  • Volume 377 1719 (2011)
  • May 21, 2011

Write for us

Writing for

We’re interested in features, editorials and perspectives from students in any field on any topic to do with global health. Anyone can write for us as long as they’re not yet a paid professional (if you’re not sure whether you’re eligible to submit to us, you can always write in and ask). Though you can get help from your mentors and professors, we cannot credit them as co-authors.

We are very keen for you to send us any and all types of submissions (read carefully below for more details) but at the moment we are particularly on the lookout for blog entries. This is a good way to get started writing for us - blogs don’t have to be long or substantially referenced  and they can be on anything, from a lecture or conference you recently attended, to a campaign you’re involved in, to a current global-health related news topic. Have a look through our blog archives and you’ll see that almost anything goes!

Although we cannot pay you for what we publish, we do offer a free online subscription to (with access to ALL content) to every author of a peer-reviewed publication (i.e. a piece published in the Articles section of this site).

Different ways to write

You can write for us on global health topics in a variety of ways. For example, factual, well researched, and relatively brief articles which include a debate (Editorials), longer more journalistic articles where you can include interviews with appropriate people or organisations (Features), and pieces where you can tell us what you really think about a particular global health issue (Perspectives). We also hope to publish interviews with prominent global health experts (Profiles). Blogs can be more chatty and topical; about a recent health-related news item, an event or a current campaign for instance. However, as most medical students go on an Elective at some point, it may be easiest to start off with an Elective report. Elective reports are published in the Elective section of while all other types of articles are in the Article section.

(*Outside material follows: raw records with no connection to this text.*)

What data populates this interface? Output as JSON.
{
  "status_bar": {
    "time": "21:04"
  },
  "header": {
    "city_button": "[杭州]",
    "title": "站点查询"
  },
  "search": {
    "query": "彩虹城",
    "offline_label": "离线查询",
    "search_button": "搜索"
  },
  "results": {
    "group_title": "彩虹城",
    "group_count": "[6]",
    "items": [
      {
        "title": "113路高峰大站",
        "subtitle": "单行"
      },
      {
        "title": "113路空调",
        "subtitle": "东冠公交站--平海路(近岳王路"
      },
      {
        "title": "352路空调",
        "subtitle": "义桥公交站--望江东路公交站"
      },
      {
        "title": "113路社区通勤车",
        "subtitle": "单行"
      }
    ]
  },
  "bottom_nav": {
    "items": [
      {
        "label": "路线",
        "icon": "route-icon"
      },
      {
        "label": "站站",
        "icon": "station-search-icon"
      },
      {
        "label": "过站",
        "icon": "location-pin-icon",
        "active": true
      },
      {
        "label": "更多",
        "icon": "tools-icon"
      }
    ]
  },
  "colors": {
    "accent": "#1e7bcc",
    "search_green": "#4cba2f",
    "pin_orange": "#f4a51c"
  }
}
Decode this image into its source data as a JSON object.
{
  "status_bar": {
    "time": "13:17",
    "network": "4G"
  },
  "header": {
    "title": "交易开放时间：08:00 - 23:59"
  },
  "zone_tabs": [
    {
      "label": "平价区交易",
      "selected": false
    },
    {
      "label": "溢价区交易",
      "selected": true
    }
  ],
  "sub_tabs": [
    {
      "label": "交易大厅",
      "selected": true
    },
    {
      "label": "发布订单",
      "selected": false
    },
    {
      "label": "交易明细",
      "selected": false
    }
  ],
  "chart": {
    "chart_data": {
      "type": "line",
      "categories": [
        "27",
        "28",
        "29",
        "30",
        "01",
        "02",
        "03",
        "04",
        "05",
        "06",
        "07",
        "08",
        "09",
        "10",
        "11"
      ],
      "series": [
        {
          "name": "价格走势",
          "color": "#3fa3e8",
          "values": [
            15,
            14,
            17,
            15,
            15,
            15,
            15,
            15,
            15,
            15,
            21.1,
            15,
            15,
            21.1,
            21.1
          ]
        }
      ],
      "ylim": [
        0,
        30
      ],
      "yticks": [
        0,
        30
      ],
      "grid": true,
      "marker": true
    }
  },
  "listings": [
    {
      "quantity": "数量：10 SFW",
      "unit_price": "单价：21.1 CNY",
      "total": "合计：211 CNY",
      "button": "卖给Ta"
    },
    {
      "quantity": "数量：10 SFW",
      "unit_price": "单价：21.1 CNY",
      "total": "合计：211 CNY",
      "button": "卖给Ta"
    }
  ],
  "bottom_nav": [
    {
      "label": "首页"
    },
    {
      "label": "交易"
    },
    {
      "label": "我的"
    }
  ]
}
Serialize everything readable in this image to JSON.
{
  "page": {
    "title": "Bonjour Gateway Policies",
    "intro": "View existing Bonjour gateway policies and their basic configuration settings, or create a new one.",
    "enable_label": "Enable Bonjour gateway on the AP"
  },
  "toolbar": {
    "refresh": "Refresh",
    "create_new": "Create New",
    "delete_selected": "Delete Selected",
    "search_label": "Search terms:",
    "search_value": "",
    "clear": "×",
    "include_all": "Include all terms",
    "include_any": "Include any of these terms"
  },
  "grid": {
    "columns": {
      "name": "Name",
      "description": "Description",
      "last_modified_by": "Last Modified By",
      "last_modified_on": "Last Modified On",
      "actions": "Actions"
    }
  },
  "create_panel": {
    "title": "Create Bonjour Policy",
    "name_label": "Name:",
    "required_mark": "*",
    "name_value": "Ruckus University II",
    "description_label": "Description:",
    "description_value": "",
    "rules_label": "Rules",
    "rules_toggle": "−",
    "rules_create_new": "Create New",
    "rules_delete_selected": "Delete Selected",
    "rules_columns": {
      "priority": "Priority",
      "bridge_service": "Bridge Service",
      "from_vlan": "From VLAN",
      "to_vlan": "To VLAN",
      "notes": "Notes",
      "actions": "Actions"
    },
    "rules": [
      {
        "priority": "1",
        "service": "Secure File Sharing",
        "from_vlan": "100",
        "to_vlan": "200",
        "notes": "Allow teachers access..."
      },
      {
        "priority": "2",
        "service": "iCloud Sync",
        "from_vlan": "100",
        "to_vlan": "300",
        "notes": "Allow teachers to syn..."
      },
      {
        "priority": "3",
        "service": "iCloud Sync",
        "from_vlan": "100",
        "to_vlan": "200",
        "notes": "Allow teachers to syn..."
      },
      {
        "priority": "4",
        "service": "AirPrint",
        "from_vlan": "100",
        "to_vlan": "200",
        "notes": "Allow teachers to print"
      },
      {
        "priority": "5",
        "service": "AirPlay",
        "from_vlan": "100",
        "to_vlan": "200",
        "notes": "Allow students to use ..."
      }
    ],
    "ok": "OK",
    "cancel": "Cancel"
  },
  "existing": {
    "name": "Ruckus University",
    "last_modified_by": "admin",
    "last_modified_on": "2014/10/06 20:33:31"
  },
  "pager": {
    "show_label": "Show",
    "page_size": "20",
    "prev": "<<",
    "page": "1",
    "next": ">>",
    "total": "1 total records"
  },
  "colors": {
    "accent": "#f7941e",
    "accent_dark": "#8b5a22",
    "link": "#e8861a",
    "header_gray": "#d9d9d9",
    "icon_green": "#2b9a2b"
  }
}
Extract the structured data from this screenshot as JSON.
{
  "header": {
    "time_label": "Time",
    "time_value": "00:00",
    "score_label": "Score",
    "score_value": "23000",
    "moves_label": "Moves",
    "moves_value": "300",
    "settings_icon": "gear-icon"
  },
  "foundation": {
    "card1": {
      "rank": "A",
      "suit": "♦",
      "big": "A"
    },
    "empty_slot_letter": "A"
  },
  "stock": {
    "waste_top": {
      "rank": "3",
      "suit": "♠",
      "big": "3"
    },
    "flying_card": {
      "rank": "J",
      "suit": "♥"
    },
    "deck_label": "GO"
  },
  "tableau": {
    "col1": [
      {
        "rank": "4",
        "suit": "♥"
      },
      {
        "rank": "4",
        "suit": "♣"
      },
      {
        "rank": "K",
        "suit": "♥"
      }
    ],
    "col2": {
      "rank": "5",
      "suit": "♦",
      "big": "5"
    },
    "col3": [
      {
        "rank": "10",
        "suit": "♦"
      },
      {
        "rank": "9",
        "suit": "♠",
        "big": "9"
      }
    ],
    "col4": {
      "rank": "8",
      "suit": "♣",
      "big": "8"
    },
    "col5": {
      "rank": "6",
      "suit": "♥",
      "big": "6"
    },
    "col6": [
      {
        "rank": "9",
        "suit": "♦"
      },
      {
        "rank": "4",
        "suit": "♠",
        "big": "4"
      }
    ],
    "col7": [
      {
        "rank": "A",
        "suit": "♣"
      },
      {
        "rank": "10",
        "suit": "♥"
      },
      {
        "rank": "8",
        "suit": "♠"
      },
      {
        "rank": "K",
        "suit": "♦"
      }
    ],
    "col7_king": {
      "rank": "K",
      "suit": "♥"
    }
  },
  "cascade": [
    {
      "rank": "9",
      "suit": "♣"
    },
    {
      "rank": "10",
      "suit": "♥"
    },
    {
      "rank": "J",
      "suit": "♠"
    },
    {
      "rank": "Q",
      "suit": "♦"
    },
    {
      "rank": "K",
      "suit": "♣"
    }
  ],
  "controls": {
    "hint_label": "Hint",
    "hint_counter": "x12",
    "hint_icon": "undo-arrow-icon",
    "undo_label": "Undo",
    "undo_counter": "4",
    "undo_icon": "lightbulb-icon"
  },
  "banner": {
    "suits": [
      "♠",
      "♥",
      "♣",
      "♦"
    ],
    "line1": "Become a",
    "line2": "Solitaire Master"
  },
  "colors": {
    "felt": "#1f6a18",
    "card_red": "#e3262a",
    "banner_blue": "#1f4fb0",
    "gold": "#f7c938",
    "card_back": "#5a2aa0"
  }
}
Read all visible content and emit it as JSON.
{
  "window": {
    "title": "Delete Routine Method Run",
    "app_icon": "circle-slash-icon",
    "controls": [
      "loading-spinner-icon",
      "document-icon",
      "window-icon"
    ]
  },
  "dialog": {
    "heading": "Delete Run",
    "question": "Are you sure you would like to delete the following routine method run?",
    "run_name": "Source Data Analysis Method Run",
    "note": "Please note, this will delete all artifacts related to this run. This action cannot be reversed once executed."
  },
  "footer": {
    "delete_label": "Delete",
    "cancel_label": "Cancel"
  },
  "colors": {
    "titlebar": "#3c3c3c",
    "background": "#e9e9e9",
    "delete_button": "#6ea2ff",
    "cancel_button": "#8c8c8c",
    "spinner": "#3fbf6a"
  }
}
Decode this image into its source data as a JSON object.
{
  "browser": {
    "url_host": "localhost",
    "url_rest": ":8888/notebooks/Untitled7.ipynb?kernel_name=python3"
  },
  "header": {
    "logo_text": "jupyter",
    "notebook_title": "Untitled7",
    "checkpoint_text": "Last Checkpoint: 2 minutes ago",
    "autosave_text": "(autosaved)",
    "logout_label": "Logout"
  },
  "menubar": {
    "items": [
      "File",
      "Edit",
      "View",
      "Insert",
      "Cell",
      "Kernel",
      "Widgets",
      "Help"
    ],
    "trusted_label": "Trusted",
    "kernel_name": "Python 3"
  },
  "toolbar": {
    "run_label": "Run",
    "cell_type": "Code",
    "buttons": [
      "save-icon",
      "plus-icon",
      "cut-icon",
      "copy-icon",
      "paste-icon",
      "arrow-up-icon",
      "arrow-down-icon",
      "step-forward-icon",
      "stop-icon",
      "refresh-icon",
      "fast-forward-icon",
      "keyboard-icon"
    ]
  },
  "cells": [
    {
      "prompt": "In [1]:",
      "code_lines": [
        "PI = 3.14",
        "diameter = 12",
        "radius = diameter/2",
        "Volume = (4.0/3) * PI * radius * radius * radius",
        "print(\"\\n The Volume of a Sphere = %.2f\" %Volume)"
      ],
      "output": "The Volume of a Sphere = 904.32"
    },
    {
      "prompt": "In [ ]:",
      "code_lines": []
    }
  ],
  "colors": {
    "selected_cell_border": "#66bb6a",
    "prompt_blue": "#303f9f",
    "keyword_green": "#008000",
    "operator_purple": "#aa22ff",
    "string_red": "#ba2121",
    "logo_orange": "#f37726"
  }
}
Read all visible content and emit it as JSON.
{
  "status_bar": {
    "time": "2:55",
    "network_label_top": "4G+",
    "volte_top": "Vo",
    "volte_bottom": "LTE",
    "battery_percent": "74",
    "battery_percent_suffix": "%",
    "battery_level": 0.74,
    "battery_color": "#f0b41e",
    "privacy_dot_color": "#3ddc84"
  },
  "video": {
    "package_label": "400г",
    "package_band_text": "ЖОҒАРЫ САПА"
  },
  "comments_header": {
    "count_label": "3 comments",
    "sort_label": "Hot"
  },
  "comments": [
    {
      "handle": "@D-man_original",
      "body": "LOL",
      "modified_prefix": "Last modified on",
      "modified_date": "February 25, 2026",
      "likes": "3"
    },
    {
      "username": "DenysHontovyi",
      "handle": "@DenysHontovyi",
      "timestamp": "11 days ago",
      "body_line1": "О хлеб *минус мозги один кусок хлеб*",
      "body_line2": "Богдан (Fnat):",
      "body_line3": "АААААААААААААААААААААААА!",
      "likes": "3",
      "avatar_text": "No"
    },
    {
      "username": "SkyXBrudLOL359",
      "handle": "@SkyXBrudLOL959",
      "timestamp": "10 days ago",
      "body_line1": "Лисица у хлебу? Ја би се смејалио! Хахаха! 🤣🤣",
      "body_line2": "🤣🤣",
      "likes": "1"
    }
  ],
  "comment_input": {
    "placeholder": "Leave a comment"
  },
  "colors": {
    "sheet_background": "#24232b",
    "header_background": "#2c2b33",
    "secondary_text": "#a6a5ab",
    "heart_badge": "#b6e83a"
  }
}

How to submit?

More details about each type of article are below but we also advise you to email with your ideas and briefs BEFORE you start writing so that we can give you some hints and pointers about the topic, and style of writing, you have chosen to help improve your work and increase your chances of being published on So why not have a think now about what you want to write about? It may help to read our writing guidelines below, and view the Articles we have already published so that you have a better idea about what we are after.

Once you are happy with your piece, please submit to us at – but not before reading through our Terms & Conditions. Submitted manuscripts must be solely the work of the author(s) stated, must not have been previously published elsewhere, and must not be under consideration by any other journal.

Our Review Process

All Article submissions are now peer-reviewed by student from around the world (if you are interested in becoming a reviewer yourself, please email for more information). We aim to get back to you as soon as we can but please note that because the reviewers are students just like you, it may take some time to get all the reviews together, so we ask you to please be patient.

We may ask you to revise your article in light of the reviewer comments and we would appreciate a fast turn around for this. If we decide to publish your submission, it will be lightly copy-edited and posted on the site in the Article section with a unique URL so that you can easily find and cite it.

We ask all our authors to remember that the publication process takes time and that our editorial team and reviewers may be delayed. We cannot guarantee publication or publication by a certain date but we will do our best and we ask for your patience and understanding.

General Writing Tips

Here are our top writing tips which you may find useful

  1. Write in the first person and in the active tense, for example, NOT “it is recommended that…” but rather, “I recommend…”, or “WHO recommends …”
  2. Don’t ‘overcomplicate’ your writing – keep it simple, and short! Don’t use three words where one will do and remember that not all our readers speak English as a first language.
  3. Always reference you sources when using them (use Vancouver style). Do not try to pass off unoriginal work as your own. You don’t want to be accused of plagiarising other people’s work (an offence which is not only taken very seriously by, but that could wreck your career).